While the amount of energy that these trees have been able to store is small thus far, another group called SolarBotanic is developing this technology and say they have incorporated other forms of alternative energy in their trees. One of the seemingly more obvious, but technically difficult, ways to integrate other forms is by making the leaves photovoltaic cells. These leaves would be separate from ‘ribbons’ that would be used to generate piezoelectric energy. SolarBotanic says that one tree would provide enough energy to power a three-room house and that the technology is scalable, potentially allowing for forests of their trees.
There are other instances of artificial trees that harness wind energy that have been built and installed in some cities. These trees can generate electricity from small spinning turbines and don’t require much wind to generate electricity. They do stand out though, and have rather large ‘leaves’ that only harvest wind energy.
A similar concept for a synthetic tree that can produce alternative energy through multiple channels is the TREEPOD. This concept has been proposed in Boston and aside from just creating energy, the tree could potentially clean the air. TREEPODS are aesthetically designed after the Dragon Blood Tree with a skyward facing canopy made of photovoltaics. The trees would have a system similar to the alveoli in our lungs that intakes CO2 and releases oxygen, ‘scrubbing’ the air of carbon dioxide.
The primary function of these eco-friendly trees would be to clean the air, rather than generate electricity. The electricity from the solar panels on the canopy would power the air cleansing system. Like the piezoelectric trees, the TREEPODS would harness kinetic energy from a see-saw at the base for children to play on. The tree would be made from recycled synthetics and have a system of LEDs to provide light at night. Some think this might contribute to light pollution, but others argue that the benefits of clean air outweigh this already present issue in urban areas.
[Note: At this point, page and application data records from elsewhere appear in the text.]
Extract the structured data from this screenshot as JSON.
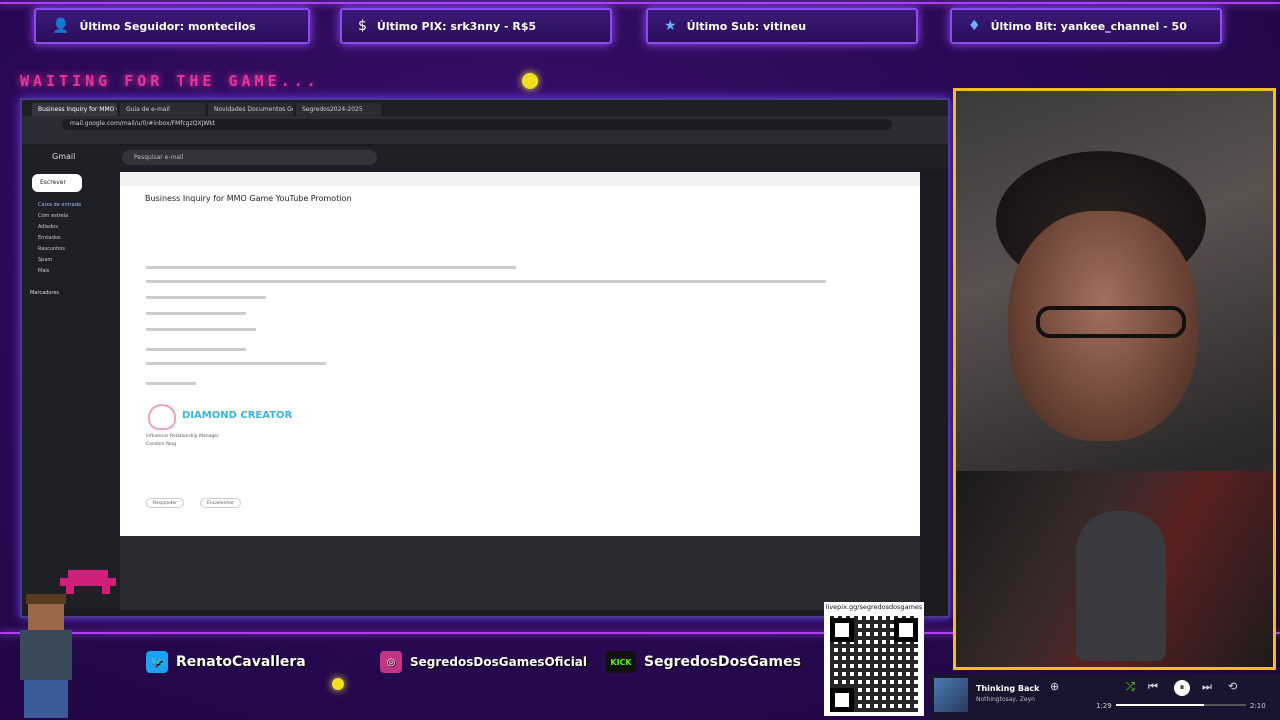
{
  "overlay": {
    "waiting_text": "WAITING FOR THE GAME...",
    "top_bars": [
      {
        "icon": "person-icon",
        "glyph": "👤",
        "label": "Último Seguidor: montecilos"
      },
      {
        "icon": "dollar-icon",
        "glyph": "$",
        "label": "Último PIX: srk3nny - R$5"
      },
      {
        "icon": "star-icon",
        "glyph": "★",
        "label": "Último Sub: vitineu"
      },
      {
        "icon": "diamond-icon",
        "glyph": "♦",
        "label": "Último Bit: yankee_channel - 50"
      }
    ],
    "social": {
      "twitter": "RenatoCavallera",
      "instagram": "SegredosDosGamesOficial",
      "kick_badge": "KICK",
      "kick": "SegredosDosGames"
    },
    "qr_url": "livepix.gg/segredosdosgames"
  },
  "browser": {
    "tabs": [
      "Business Inquiry for MMO Ga",
      "Guia de e-mail",
      "Novidades Documentos Google",
      "Segredos2024-2025"
    ],
    "address": "mail.google.com/mail/u/0/#inbox/FMfcgzQXJWkt"
  },
  "gmail": {
    "logo": "Gmail",
    "search_placeholder": "Pesquisar e-mail",
    "compose": "Escrever",
    "nav": [
      "Caixa de entrada",
      "Com estrela",
      "Adiados",
      "Enviados",
      "Rascunhos",
      "Spam",
      "Mais"
    ],
    "labels_header": "Marcadores",
    "subject": "Business Inquiry for MMO Game YouTube Promotion",
    "sender_name": "DIAMOND CREATOR",
    "signature": [
      "Influencer Relationship Manager",
      "Candice Yang"
    ],
    "reply": "Responder",
    "forward": "Encaminhar"
  },
  "music": {
    "title": "Thinking Back",
    "artist": "Nothingtosay, Zeyn",
    "current": "1:29",
    "total": "2:10",
    "progress": 0.68
  }
}
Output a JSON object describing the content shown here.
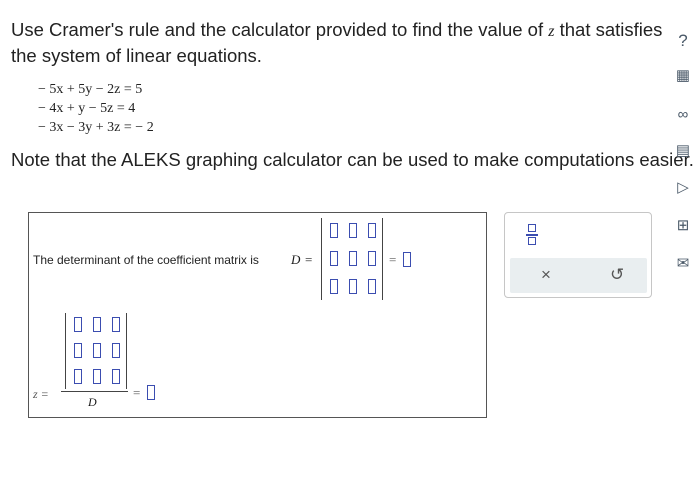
{
  "prompt": {
    "text_before": "Use Cramer's rule and the calculator provided to find the value of ",
    "variable": "z",
    "text_after": " that satisfies the system of linear equations."
  },
  "equations": [
    "− 5x + 5y − 2z = 5",
    "− 4x + y − 5z = 4",
    "− 3x − 3y + 3z = − 2"
  ],
  "note": "Note that the ALEKS graphing calculator can be used to make computations easier.",
  "answer": {
    "det_label": "The determinant of the coefficient matrix is",
    "det_variable": "D",
    "equals": "=",
    "z_variable": "z =",
    "denominator": "D"
  },
  "tools": {
    "fraction_icon": "fraction-template-icon",
    "clear_label": "×",
    "undo_label": "↺"
  },
  "side_toolbar": [
    {
      "icon": "help-icon",
      "glyph": "?"
    },
    {
      "icon": "calculator-icon",
      "glyph": "▦"
    },
    {
      "icon": "infinity-icon",
      "glyph": "∞"
    },
    {
      "icon": "notes-icon",
      "glyph": "▤"
    },
    {
      "icon": "video-icon",
      "glyph": "▷"
    },
    {
      "icon": "textbook-icon",
      "glyph": "⊞"
    },
    {
      "icon": "mail-icon",
      "glyph": "✉"
    }
  ]
}
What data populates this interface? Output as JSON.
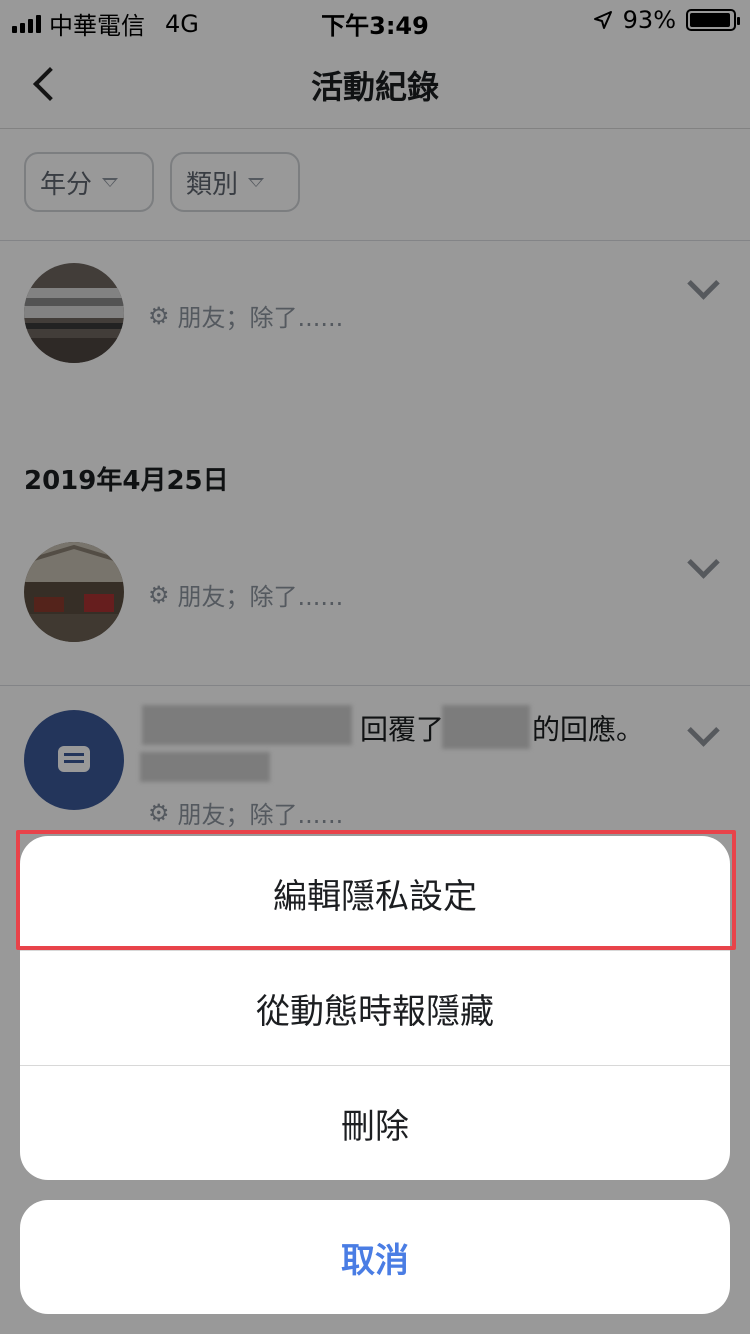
{
  "status_bar": {
    "carrier": "中華電信",
    "network": "4G",
    "time": "下午3:49",
    "battery": "93%"
  },
  "nav": {
    "title": "活動紀錄"
  },
  "filters": {
    "year_label": "年分",
    "category_label": "類別"
  },
  "feed": {
    "entry1": {
      "privacy": "朋友；除了......"
    },
    "date_header": "2019年4月25日",
    "entry2": {
      "privacy": "朋友；除了......"
    },
    "entry3": {
      "text_part1": "回覆了",
      "text_part2": "的回應。",
      "privacy": "朋友；除了......"
    }
  },
  "action_sheet": {
    "items": [
      {
        "label": "編輯隱私設定"
      },
      {
        "label": "從動態時報隱藏"
      },
      {
        "label": "刪除"
      }
    ],
    "cancel_label": "取消"
  },
  "colors": {
    "accent": "#4a7de4",
    "highlight_border": "#e8434a",
    "comment_icon_bg": "#3b5998"
  }
}
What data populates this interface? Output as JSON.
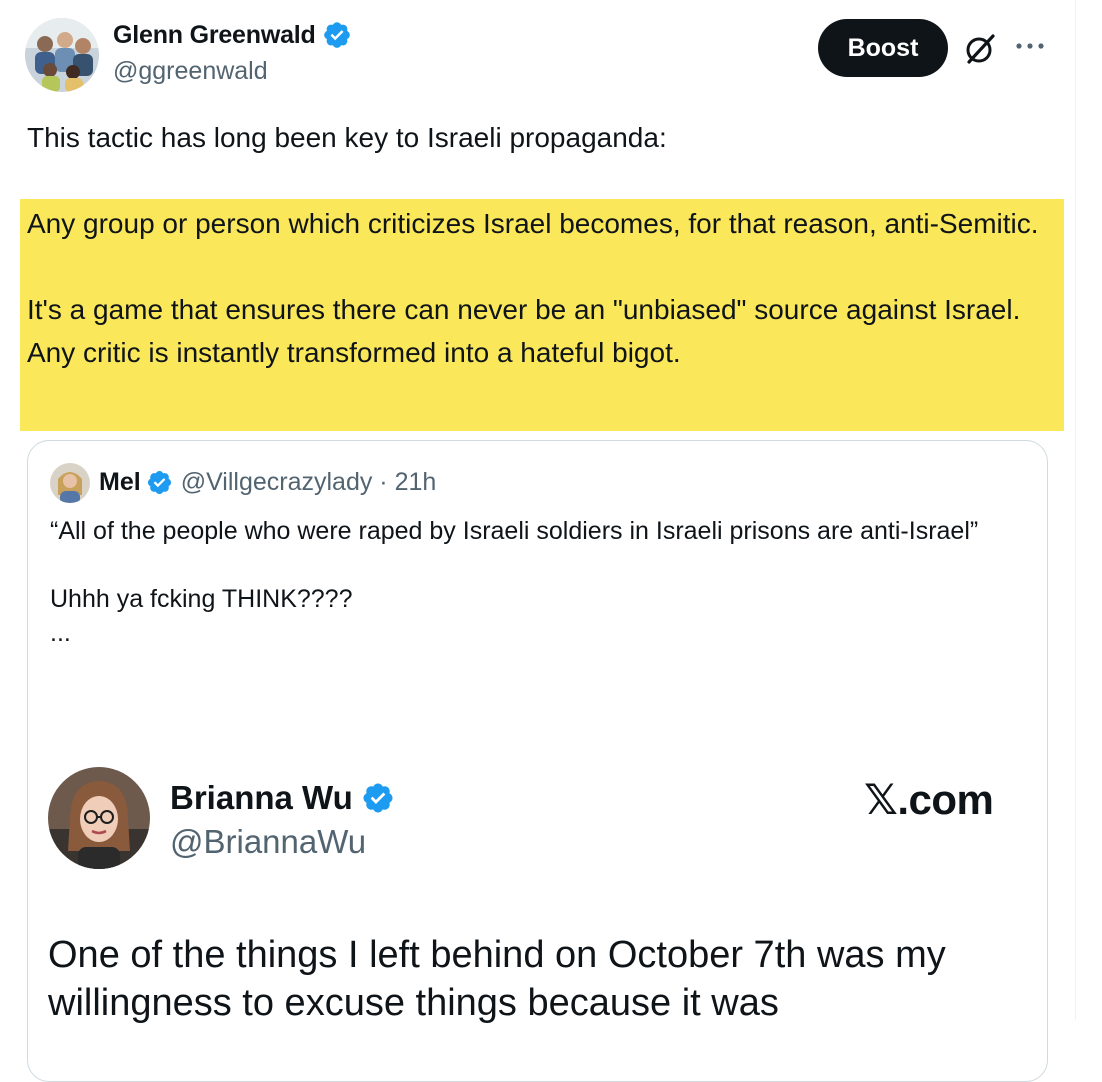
{
  "author": {
    "name": "Glenn Greenwald",
    "handle": "@ggreenwald",
    "avatar_icon": "avatar-photo",
    "verified_icon": "verified-badge-icon"
  },
  "actions": {
    "boost_label": "Boost",
    "grok_icon": "grok-icon",
    "more_icon": "more-icon"
  },
  "tweet": {
    "lead": "This tactic has long been key to Israeli propaganda:",
    "highlighted_para_1": "Any group or person which criticizes Israel becomes, for that reason, anti-Semitic.",
    "highlighted_para_2": "It's a game that ensures there can never be an \"unbiased\" source against Israel. Any critic is instantly transformed into a hateful bigot."
  },
  "quoted": {
    "name": "Mel",
    "meta": "@Villgecrazylady · 21h",
    "line_1": "“All of the people who were raped by Israeli soldiers in Israeli prisons are anti-Israel”",
    "line_2": "Uhhh ya fcking THINK????",
    "ellipsis": "...",
    "embedded": {
      "name": "Brianna Wu",
      "handle": "@BriannaWu",
      "source": "𝕏.com",
      "text": "One of the things I left behind on October 7th was my willingness to excuse things because it was"
    }
  },
  "colors": {
    "highlight": "#fbe75a",
    "verified_blue": "#1d9bf0",
    "boost_bg": "#0f1419",
    "secondary_text": "#536471"
  }
}
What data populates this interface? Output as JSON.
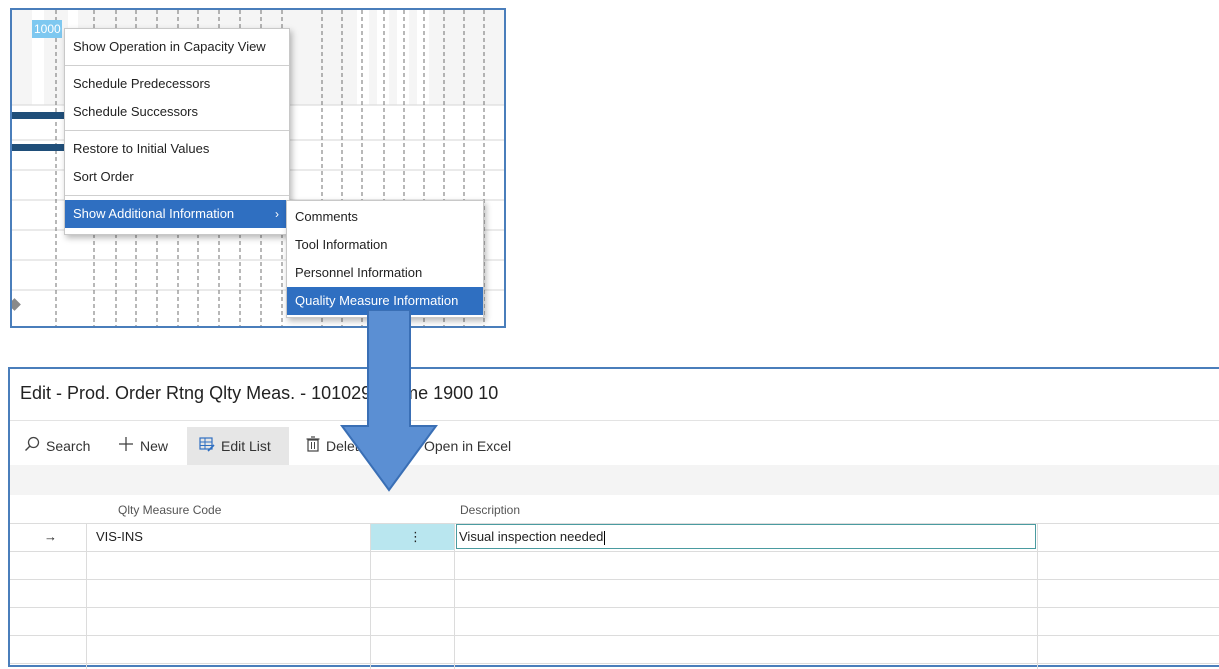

While these artificial trees are still just a concept, it seems like they could prove to be a great utility for cities. Aside from the issue of light pollution, some see their design as visually unappealing. Another might make the argument, ‘don’t organic trees do the same thing?’ The answer is yes, but these synthetic trees don’t require the time it takes for a tree to grow, they are supposedly more durable or easier to maintain, and are made of recycled plastic. Is this a unique futuristic concept or an unnecessary eyesore?